* [EXERCISE BRIEF]: Report each line of the entries that contains the word "flag", copied in full.

(Data about app and page elements)
..........
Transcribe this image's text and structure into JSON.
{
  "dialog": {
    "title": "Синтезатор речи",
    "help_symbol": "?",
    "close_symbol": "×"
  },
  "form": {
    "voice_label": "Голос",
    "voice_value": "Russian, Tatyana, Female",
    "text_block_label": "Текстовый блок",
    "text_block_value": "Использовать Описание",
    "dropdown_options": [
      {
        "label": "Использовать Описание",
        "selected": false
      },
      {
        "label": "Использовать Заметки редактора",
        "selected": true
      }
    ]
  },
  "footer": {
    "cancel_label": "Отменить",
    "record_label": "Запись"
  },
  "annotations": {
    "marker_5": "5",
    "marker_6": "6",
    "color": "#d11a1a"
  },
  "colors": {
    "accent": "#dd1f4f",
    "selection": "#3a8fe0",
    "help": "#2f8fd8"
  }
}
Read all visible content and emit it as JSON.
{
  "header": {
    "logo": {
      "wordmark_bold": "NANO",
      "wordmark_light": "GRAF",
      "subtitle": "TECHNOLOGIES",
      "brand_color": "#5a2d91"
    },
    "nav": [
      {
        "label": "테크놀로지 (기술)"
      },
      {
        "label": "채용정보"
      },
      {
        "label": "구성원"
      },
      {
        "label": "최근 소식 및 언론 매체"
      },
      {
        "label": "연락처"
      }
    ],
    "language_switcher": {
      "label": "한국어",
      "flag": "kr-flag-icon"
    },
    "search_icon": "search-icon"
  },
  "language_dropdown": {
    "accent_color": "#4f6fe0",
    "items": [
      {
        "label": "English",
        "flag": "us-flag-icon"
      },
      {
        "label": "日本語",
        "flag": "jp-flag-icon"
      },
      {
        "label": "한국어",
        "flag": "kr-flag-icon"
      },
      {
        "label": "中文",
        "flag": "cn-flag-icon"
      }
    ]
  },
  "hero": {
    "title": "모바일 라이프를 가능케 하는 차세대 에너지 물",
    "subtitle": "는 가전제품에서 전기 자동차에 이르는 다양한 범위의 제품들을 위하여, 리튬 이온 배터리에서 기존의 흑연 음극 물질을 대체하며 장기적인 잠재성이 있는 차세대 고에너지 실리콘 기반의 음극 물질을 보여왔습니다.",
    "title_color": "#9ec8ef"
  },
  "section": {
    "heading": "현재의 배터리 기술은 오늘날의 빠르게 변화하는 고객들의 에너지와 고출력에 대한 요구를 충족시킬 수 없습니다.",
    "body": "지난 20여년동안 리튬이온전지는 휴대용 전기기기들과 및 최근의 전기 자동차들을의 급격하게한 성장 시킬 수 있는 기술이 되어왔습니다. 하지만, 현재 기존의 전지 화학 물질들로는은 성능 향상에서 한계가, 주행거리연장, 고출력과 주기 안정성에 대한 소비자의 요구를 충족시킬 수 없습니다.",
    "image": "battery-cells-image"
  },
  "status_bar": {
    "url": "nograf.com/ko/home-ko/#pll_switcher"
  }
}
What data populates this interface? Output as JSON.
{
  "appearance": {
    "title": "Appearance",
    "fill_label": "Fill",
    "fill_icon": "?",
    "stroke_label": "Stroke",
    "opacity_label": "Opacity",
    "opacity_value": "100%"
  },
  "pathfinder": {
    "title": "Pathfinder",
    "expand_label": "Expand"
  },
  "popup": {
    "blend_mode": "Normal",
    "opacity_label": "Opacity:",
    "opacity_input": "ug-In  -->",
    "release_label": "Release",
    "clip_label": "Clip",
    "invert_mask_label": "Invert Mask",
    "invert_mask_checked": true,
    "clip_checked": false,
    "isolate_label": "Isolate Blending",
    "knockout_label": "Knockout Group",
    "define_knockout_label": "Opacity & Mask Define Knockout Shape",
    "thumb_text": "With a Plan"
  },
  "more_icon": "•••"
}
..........
* [EXERCISE SOLUTION]:
      "flag": "kr-flag-icon"
        "flag": "us-flag-icon"
        "flag": "jp-flag-icon"
        "flag": "kr-flag-icon"
        "flag": "cn-flag-icon"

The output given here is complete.